The Bible appeals to many faith traditions, an attribute enthusiastically welcomed by Pepperdine. Following the Benedictines' value on hospitality, the Saint John's Bible intentionally embraces many faith communities in its imagery, revealing the commonalities among them. "One of the goals of the Heritage Edition of the Saint John's Bible is ‘to ignite the spiritual imagination of people around the world of all faith journeys,'" said Melissa. "By sharing this Bible with the communities of Pepperdine and Los Angeles, individuals and communities will be inspired to see and think about the Scriptures in new ways."
University Libraries quickly began integrating the Saint John's Bible into academic and spiritual life following the first volume's arrival. Since arriving on campus last year, the Bible already has been shown to undergraduate religion and graphic novel classes and used for scripture readings in Thanksgiving and Easter services. This fall, it will be enjoyed by convocation groups through the Bible's "Seeing the Word" program, designed to guide reflection and prayer through reading biblical texts and viewing corresponding images from the Bible.
The University is eager to connect with other communities around Los Angeles as well, taking the Bible "on tour" and showcasing it at gatherings with local business and faith communities. "In each of these instances, guests have the opportunity to learn about the Saint John's Bible and its relevance to Pepperdine's history and mission," Melissa explained. "They interact with the Bible up close, and some have even followed up by bringing new visitors to campus to see it in the library."
Fundraising for the Bible in the last year has been exceptional, with the support of the University Libraries campaign committee, as well as Judge Maureen Duffy-Lewis, chair of the Saint John's Bible subcommittee. Pacesetting gifts have been made by Eff and Patty Martin, Allan and Peggy Kwong, and Jay and Judy Welker.
"Donors have embraced the Saint John's Bible—not just as a physical acquisition, but as a moving spiritual addition to University culture," said Dean Roosa. "The deep thoughtfulness of the art and the contemplative nature of standing with it have made it a Bible that the community has welcomed wholeheartedly."
With the final volume scheduled to arrive in winter 2013, University Libraries' next fundraising priority for the special collection will be creating a Saint John's Bible alcove.

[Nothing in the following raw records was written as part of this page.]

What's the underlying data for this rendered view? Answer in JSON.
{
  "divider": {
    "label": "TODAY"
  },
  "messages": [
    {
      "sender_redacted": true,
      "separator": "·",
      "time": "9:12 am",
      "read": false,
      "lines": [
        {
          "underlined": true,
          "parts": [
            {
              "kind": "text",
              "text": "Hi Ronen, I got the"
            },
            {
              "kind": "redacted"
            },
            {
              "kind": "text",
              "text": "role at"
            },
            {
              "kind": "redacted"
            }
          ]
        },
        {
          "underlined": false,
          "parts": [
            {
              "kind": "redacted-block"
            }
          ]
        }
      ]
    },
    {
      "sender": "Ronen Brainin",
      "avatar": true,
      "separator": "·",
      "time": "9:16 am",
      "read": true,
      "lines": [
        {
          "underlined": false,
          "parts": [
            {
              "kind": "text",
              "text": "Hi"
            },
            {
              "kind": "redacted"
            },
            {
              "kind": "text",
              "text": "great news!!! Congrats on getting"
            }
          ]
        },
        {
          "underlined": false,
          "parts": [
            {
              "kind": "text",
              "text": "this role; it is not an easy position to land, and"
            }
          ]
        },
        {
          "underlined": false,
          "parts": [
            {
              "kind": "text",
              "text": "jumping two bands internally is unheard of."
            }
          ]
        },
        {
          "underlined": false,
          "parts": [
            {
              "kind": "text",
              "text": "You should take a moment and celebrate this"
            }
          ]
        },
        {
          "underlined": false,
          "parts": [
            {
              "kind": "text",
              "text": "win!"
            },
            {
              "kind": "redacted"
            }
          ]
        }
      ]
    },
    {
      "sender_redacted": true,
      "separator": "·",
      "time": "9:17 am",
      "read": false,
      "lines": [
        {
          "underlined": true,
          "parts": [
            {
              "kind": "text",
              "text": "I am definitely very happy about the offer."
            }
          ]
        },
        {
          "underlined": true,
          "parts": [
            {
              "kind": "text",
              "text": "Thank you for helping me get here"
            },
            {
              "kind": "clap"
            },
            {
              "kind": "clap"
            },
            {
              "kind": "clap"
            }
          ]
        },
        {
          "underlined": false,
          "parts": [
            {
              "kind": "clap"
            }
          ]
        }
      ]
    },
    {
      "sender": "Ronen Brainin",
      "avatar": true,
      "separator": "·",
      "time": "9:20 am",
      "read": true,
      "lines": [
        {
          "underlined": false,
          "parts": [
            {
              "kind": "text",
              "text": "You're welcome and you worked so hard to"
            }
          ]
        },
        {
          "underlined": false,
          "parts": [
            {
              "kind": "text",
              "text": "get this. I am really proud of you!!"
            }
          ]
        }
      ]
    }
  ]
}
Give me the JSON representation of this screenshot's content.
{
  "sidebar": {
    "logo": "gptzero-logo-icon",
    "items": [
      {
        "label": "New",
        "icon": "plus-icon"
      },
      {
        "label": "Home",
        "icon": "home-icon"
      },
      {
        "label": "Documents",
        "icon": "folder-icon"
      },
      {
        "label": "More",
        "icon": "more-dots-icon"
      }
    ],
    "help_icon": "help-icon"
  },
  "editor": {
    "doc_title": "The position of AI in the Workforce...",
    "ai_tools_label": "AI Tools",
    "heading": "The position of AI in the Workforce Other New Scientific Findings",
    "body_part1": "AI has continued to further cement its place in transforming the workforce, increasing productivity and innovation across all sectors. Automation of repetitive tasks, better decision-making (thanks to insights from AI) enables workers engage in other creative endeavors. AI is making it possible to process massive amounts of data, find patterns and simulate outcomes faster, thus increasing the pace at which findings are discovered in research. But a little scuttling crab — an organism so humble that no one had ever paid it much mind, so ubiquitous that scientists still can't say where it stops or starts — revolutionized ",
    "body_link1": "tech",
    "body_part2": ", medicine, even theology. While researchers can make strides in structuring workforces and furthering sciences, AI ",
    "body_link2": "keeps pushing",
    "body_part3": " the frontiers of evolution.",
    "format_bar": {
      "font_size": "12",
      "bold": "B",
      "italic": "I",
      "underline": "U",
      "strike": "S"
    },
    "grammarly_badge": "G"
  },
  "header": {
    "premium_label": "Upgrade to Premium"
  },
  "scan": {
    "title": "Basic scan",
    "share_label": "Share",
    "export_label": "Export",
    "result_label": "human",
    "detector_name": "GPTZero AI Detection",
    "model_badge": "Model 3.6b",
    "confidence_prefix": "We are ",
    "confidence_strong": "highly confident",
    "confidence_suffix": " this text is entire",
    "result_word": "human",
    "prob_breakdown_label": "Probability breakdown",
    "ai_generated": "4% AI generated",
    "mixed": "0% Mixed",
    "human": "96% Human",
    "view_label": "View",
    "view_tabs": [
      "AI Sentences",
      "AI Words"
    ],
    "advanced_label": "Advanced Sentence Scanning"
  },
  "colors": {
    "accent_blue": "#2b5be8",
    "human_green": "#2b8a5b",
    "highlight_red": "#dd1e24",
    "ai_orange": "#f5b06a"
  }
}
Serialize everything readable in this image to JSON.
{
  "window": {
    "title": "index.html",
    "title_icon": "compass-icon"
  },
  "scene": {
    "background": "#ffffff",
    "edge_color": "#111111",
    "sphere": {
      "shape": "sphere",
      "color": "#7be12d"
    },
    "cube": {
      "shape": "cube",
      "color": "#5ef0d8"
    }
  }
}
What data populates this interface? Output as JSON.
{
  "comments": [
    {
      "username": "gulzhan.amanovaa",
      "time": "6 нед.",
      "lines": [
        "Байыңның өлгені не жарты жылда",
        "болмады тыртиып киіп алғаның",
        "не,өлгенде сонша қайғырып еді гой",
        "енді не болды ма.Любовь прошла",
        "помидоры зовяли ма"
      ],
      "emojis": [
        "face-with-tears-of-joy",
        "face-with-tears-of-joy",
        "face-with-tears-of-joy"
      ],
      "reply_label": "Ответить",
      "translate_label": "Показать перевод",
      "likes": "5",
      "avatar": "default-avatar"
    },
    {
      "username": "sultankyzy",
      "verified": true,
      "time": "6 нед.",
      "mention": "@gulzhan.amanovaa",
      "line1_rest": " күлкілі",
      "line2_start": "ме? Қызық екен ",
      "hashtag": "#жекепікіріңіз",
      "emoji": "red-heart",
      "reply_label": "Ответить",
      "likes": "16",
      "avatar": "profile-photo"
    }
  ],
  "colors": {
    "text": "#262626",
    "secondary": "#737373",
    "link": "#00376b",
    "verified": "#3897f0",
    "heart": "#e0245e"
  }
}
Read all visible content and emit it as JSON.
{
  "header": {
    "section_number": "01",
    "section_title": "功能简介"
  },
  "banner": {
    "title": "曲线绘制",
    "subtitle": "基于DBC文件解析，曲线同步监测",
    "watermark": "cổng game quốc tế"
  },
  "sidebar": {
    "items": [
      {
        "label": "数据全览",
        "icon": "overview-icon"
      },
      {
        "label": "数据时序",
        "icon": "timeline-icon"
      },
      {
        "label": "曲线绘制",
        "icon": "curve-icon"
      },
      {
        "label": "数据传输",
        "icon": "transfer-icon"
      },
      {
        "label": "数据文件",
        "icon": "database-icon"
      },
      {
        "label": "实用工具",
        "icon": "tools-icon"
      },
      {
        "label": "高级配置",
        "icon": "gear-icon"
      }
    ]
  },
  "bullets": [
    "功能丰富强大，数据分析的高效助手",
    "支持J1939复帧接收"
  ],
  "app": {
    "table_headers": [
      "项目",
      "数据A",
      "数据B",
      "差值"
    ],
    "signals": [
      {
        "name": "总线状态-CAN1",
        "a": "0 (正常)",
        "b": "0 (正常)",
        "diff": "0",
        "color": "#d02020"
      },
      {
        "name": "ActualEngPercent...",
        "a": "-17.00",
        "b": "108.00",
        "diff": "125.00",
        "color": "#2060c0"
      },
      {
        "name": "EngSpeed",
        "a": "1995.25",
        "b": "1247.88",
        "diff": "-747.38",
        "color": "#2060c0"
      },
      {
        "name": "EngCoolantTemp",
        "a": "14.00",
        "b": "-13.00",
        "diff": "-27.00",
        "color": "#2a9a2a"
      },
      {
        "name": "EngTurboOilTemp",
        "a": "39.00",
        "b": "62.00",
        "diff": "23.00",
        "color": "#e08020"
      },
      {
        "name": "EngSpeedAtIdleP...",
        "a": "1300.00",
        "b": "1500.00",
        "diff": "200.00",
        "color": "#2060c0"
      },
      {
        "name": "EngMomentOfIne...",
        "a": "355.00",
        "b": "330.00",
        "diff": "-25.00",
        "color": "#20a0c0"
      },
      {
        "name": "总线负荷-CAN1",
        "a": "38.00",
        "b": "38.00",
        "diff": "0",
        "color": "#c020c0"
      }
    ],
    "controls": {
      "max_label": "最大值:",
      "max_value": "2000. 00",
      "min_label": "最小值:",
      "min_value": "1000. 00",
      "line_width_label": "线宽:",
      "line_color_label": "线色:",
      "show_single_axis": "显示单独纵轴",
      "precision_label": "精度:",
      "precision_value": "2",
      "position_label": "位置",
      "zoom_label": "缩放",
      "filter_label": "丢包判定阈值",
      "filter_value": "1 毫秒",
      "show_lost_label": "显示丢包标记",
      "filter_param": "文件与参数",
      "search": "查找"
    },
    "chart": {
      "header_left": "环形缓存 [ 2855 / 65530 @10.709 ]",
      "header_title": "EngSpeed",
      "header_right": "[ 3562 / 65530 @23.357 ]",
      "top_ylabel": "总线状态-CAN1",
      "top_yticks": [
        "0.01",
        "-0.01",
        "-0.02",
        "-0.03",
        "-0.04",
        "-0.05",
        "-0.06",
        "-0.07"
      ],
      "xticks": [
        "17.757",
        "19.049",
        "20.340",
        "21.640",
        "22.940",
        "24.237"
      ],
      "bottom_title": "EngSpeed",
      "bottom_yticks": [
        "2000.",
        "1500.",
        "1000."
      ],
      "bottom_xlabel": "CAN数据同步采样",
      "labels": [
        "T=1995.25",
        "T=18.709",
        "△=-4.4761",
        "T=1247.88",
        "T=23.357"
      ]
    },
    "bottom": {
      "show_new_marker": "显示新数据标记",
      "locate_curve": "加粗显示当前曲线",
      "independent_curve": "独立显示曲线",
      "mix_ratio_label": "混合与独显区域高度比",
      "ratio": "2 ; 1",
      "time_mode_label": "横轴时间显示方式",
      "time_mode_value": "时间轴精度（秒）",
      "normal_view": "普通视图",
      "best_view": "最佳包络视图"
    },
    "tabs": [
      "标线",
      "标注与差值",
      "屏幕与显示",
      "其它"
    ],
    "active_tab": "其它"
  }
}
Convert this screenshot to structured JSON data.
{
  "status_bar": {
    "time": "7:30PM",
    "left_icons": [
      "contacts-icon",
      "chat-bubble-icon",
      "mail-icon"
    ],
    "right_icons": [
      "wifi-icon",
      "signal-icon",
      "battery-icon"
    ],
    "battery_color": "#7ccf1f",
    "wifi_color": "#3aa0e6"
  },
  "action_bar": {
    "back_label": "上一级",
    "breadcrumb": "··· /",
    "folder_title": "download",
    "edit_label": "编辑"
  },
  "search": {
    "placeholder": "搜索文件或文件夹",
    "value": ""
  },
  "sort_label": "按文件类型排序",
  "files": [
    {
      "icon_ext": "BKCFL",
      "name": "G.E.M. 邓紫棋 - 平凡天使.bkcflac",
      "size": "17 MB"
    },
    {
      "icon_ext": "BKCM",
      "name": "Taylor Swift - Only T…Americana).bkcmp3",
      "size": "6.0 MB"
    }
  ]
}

With this dedicated space, one volume will be displayed at all times for the community, creating a unique area in Payson Library for insightful reading of the Bible's text and word art, as well as spiritual contemplation.
"The Saint John's Bible, as a consummate work of faith and art, speaks to the core of Pepperdine, engaging with the University's students and communities on a profound level," reflected Dean Roosa. "It will be a legacy that will last for hundreds of years—lighting the future for generations to come."